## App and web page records
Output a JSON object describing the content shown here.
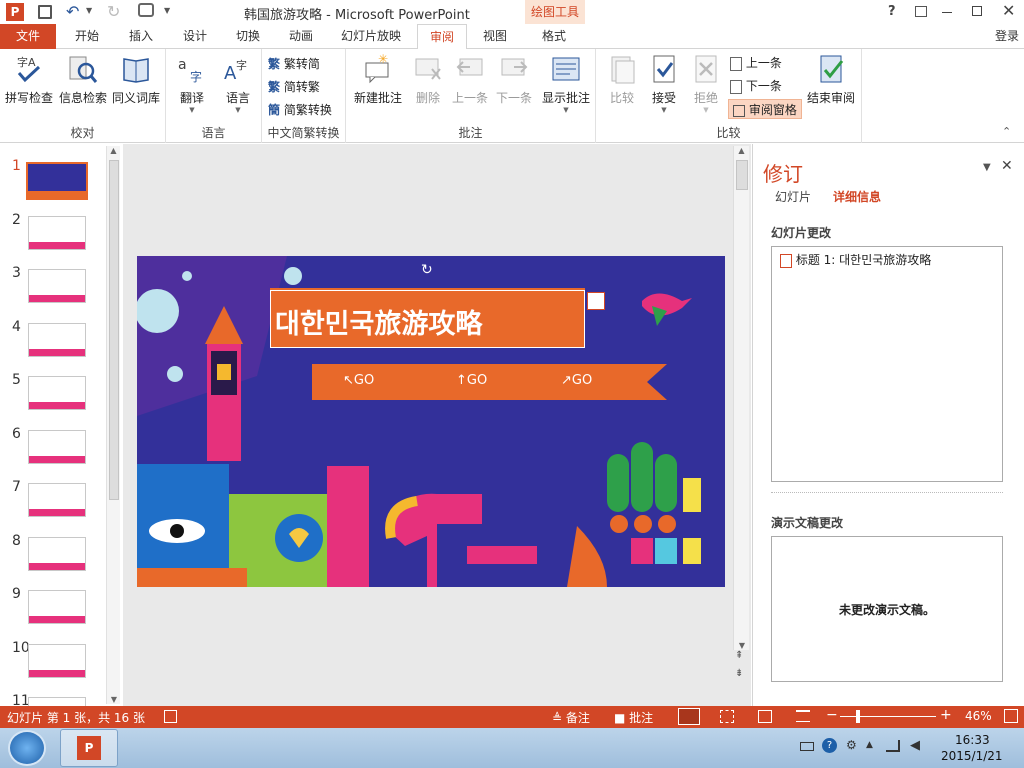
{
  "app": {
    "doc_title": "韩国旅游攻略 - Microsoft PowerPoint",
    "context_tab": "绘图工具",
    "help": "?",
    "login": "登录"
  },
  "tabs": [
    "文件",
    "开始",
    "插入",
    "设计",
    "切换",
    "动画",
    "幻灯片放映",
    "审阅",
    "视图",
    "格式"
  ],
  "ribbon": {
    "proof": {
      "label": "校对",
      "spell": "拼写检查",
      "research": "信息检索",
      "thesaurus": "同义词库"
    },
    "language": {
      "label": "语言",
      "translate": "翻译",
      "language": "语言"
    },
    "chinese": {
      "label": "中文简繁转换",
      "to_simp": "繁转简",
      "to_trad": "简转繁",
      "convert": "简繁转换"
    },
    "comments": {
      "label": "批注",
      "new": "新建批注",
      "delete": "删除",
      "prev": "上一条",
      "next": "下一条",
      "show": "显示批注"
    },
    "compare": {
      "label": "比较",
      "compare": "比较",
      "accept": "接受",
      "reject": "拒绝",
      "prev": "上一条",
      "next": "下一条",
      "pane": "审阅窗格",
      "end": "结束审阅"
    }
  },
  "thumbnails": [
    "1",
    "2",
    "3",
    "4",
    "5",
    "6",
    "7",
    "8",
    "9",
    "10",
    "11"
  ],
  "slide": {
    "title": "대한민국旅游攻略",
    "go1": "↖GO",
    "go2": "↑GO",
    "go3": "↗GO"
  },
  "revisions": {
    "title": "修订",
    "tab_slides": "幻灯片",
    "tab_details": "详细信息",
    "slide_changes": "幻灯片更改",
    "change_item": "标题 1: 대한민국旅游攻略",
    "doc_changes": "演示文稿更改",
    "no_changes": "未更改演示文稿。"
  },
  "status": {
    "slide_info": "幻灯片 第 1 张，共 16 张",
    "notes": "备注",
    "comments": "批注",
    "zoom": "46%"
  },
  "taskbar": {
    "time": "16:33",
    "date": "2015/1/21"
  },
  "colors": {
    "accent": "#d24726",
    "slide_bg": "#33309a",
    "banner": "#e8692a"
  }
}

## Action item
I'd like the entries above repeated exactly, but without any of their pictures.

## Answer to this exercise
Output a JSON object describing the content shown here.
{
  "app": {
    "doc_title": "韩国旅游攻略 - Microsoft PowerPoint",
    "context_tab": "绘图工具",
    "help": "?",
    "login": "登录"
  },
  "tabs": [
    "文件",
    "开始",
    "插入",
    "设计",
    "切换",
    "动画",
    "幻灯片放映",
    "审阅",
    "视图",
    "格式"
  ],
  "ribbon": {
    "proof": {
      "label": "校对",
      "spell": "拼写检查",
      "research": "信息检索",
      "thesaurus": "同义词库"
    },
    "language": {
      "label": "语言",
      "translate": "翻译",
      "language": "语言"
    },
    "chinese": {
      "label": "中文简繁转换",
      "to_simp": "繁转简",
      "to_trad": "简转繁",
      "convert": "简繁转换"
    },
    "comments": {
      "label": "批注",
      "new": "新建批注",
      "delete": "删除",
      "prev": "上一条",
      "next": "下一条",
      "show": "显示批注"
    },
    "compare": {
      "label": "比较",
      "compare": "比较",
      "accept": "接受",
      "reject": "拒绝",
      "prev": "上一条",
      "next": "下一条",
      "pane": "审阅窗格",
      "end": "结束审阅"
    }
  },
  "thumbnails": [
    "1",
    "2",
    "3",
    "4",
    "5",
    "6",
    "7",
    "8",
    "9",
    "10",
    "11"
  ],
  "slide": {
    "title": "대한민국旅游攻略",
    "go1": "↖GO",
    "go2": "↑GO",
    "go3": "↗GO"
  },
  "revisions": {
    "title": "修订",
    "tab_slides": "幻灯片",
    "tab_details": "详细信息",
    "slide_changes": "幻灯片更改",
    "change_item": "标题 1: 대한민국旅游攻略",
    "doc_changes": "演示文稿更改",
    "no_changes": "未更改演示文稿。"
  },
  "status": {
    "slide_info": "幻灯片 第 1 张，共 16 张",
    "notes": "备注",
    "comments": "批注",
    "zoom": "46%"
  },
  "taskbar": {
    "time": "16:33",
    "date": "2015/1/21"
  },
  "colors": {
    "accent": "#d24726",
    "slide_bg": "#33309a",
    "banner": "#e8692a"
  }
}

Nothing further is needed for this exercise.